It’s funny how differently we act in different environments. The other day I was in my local town and as I walked past the taxi rank there was a group of drivers standing at the side of their cars. I heard one shout something out, but quickly hurried past – not really in the mood to acknowledge any banter. I guess this was my ‘leave me alone mood’. Half way down the street I suddenly realised that the taxi driver who’d yelled out was a guy who lived in my street. My mood changed rapidly from ‘leave me alone’ to ‘I don’t want to appear stuck up’, so I quickly turned and walked back to apologise and stop for a chat.
Out walking my dogs and my friendly dial is always turned up high. Saying hello to everyone else that has a dog, stopping to chat about breeds, training and comical dog behaviour with complete strangers, strangers whose faces I wouldn’t recognise ten minutes later if they walked past me without the dog!
…But not saying hello to those without dogs because that would appear odd.
In London the other week I was on the tube. If I spoke to a stranger there (or even made eye contact,) I’d be the one who appeared out of the ordinary, weird, not obeying the social rules of the situation that I’m in.

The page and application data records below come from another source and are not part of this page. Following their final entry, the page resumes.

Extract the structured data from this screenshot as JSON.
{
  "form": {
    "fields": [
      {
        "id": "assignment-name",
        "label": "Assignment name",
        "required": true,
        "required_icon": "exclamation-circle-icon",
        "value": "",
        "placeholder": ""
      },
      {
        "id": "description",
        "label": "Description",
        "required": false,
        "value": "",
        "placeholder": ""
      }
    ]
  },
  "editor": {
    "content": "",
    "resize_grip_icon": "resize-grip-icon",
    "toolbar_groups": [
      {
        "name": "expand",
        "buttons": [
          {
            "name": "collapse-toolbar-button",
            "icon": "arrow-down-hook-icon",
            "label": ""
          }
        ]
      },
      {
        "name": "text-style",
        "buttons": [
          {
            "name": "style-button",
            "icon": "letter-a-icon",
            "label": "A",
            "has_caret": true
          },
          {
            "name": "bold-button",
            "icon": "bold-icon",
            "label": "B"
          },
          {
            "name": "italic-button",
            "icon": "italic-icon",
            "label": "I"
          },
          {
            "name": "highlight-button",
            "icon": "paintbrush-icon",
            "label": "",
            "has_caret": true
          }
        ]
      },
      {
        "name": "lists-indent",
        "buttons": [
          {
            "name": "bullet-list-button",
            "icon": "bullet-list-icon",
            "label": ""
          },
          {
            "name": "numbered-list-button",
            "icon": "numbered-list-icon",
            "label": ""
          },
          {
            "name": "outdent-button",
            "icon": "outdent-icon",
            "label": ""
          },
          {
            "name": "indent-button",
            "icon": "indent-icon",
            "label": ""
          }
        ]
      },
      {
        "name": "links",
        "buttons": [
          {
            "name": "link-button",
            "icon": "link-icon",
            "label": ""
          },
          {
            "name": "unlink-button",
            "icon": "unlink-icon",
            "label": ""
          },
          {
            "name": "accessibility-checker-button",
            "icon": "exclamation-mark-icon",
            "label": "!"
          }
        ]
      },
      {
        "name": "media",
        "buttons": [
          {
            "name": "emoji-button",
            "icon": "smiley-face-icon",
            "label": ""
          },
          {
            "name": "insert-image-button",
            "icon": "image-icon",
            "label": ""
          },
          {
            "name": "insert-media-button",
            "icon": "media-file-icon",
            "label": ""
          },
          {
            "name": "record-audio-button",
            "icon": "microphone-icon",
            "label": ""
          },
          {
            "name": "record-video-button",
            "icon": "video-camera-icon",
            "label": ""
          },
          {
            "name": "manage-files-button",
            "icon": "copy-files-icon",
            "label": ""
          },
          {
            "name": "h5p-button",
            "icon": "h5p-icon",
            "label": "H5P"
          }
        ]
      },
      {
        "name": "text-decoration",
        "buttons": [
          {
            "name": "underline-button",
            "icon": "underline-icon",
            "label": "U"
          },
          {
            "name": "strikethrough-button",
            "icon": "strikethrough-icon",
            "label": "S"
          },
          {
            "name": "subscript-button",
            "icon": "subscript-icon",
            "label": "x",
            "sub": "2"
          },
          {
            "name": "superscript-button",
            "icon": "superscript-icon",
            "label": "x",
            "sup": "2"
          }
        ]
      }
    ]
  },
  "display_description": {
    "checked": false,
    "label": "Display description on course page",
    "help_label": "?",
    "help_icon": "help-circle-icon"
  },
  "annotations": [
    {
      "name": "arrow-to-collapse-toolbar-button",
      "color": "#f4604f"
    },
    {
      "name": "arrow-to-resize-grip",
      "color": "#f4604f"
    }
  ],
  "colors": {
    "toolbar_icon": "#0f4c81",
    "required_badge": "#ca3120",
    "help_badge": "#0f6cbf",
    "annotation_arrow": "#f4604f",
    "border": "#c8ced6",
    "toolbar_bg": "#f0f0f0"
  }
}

My nephew has autism. No one has explained these rules to him. So it’s easier for him to have the friendly dial always turned down. Unless he’s addressed by name he doesn’t look at anyone else, or make contact. It works for him. One rule for every situation. Sometimes I envy him his simplicity. He doesn’t have to think about his mood, or how he’s perceived by others. He just doesn’t care.
He doesn’t apologise for getting it wrong because in his model of the world it isn’t wrong. But the flip side is that he doesn’t get the benefit of feeling good about a conversation that has occurred out of the blue, one that brings with it new opportunities and friendships. My oldest friends have come from those spontaneous conversations. On my first day at secondary school I spoke to a girl who couldn’t find her classroom. We’re still best friends 30 years later. On the bus home from college I sat next to a girl who everyone said disliked me (she’d been told I disliked her), again 25 years later we are still friends. If I’d not made contact with strangers I’d not have half of the people I have in my life.
Although my friendly dial isn’t always up high, I know I feel better when it is. My husband has a plaque in his office – ‘be kind to strangers, lest they be angels in disguise’. I’ve met lots of these angels, and am blessed to have them in my life. So tomorrow I’m going to make sure my friendly dial is turned up – regardless of my inner mood. I’m not going to turn into some strange person talking to everyone. I’m just going to make sure I have a smile on my face and an approachable demeanour. And guess what? I reckon pretty soon my mood will match my actions. Proof in action that behaviour influences attitude.
Chrissie @ The Trows Hypnotherapy